*** Opening of Available records ***

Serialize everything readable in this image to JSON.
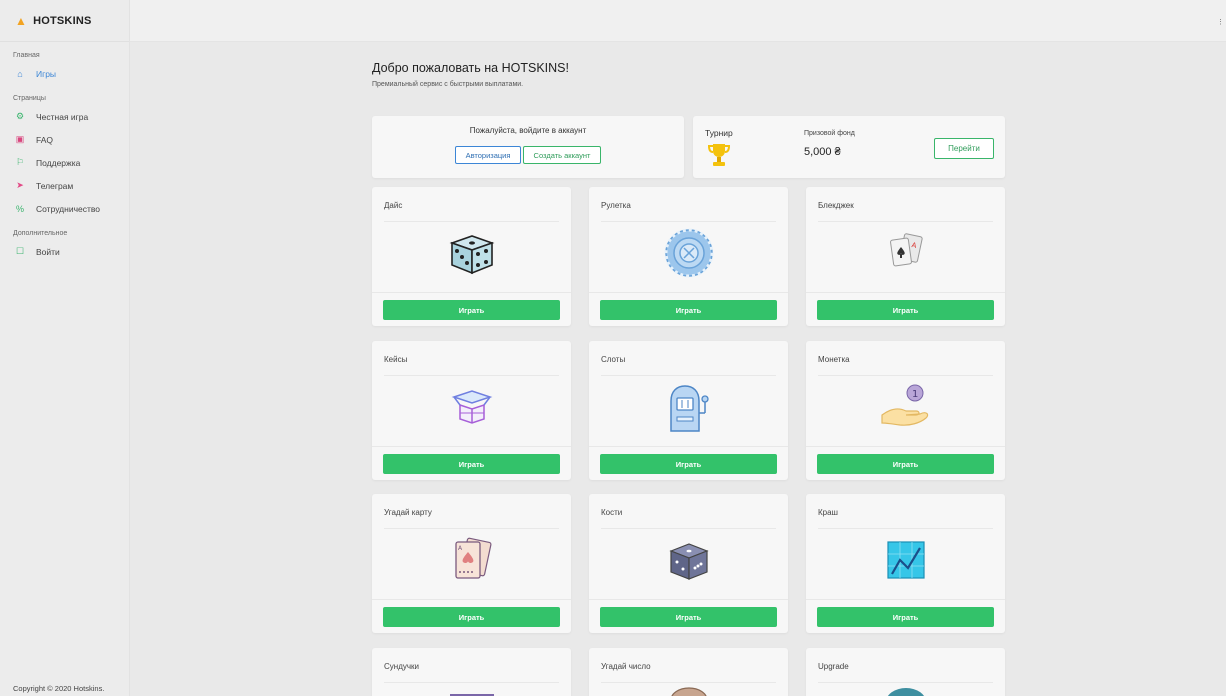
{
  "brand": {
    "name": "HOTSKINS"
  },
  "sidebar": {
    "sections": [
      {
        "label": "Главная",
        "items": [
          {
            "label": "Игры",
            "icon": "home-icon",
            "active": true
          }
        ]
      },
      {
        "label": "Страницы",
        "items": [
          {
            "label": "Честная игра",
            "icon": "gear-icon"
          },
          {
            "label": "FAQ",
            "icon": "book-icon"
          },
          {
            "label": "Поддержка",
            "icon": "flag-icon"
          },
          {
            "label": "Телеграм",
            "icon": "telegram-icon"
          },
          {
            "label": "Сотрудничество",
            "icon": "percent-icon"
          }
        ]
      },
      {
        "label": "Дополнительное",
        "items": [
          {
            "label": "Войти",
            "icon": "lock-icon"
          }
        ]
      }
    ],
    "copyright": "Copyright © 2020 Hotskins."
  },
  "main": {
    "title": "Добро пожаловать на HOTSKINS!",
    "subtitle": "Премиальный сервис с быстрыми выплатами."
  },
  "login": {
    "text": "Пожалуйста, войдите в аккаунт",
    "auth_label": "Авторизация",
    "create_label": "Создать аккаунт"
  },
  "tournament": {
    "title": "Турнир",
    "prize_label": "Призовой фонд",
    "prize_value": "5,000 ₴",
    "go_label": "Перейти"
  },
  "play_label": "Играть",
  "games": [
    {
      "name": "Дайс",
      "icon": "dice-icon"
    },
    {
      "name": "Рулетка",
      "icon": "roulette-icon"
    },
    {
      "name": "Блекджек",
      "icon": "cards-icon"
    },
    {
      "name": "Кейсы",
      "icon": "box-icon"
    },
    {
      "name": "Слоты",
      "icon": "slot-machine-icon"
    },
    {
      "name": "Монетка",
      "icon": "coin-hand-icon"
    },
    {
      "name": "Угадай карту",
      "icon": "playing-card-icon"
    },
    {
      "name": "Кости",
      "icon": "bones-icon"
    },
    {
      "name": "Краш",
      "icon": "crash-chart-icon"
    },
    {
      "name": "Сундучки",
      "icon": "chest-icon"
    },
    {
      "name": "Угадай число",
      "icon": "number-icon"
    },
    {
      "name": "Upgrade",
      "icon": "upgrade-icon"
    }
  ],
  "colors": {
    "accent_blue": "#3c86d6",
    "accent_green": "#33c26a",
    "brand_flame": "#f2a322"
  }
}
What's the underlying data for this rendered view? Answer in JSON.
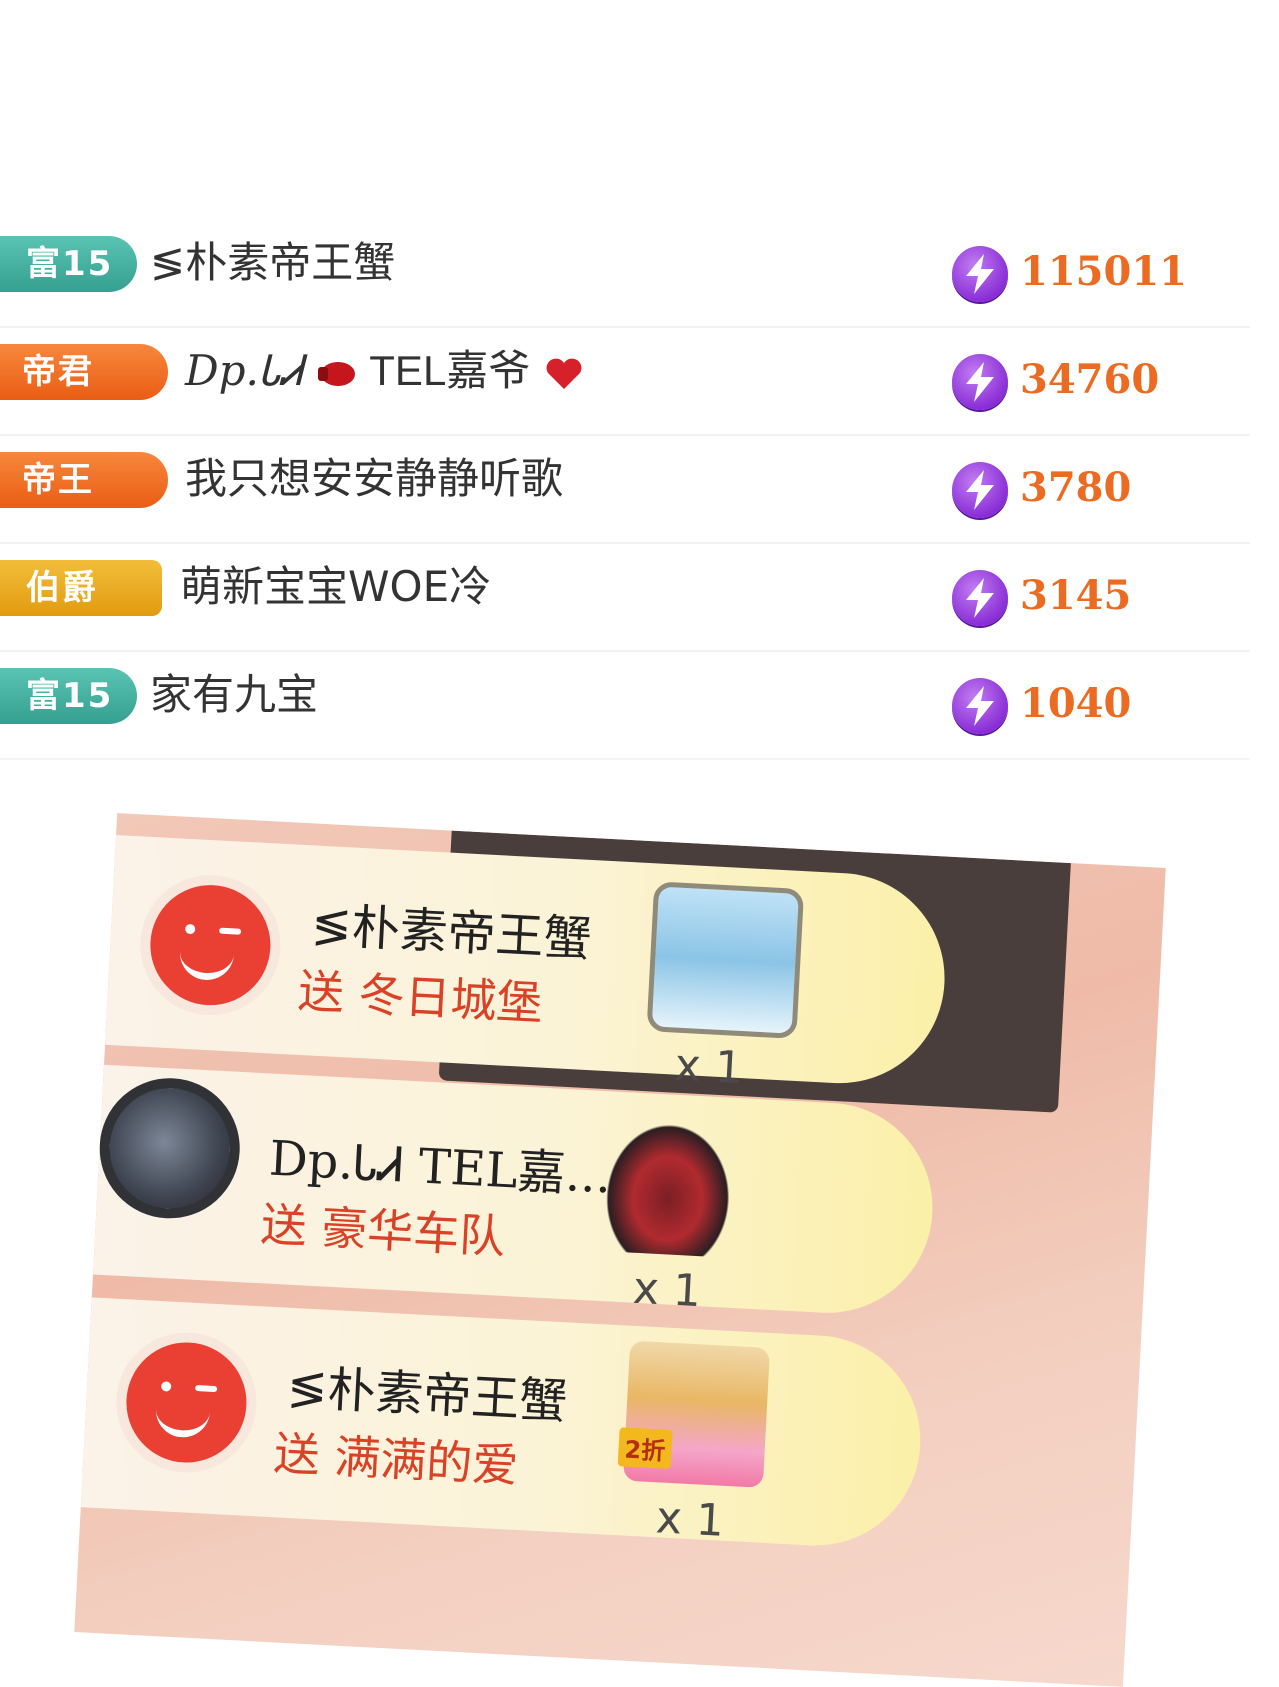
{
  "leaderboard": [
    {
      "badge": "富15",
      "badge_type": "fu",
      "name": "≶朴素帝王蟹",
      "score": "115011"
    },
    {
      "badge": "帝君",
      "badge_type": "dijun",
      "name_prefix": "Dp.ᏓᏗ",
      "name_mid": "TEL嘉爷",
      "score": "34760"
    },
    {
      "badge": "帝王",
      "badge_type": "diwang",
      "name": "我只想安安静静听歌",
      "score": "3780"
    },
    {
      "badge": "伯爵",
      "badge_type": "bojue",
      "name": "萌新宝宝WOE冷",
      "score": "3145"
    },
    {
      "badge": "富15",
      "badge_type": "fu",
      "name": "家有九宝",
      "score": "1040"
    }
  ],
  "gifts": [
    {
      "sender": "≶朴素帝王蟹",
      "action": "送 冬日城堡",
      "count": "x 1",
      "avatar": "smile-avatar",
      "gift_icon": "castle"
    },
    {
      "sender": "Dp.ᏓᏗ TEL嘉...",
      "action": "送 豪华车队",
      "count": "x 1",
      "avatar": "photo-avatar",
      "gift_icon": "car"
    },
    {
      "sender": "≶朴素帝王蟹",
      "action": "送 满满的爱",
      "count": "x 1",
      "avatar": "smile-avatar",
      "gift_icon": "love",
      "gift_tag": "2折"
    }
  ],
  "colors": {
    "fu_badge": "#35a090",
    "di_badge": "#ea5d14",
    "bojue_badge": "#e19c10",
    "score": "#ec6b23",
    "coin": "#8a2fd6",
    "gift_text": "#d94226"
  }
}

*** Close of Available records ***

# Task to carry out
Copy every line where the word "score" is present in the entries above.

# Result for this task
      "score": "115011"
      "score": "34760"
      "score": "3780"
      "score": "3145"
      "score": "1040"
    "score": "#ec6b23",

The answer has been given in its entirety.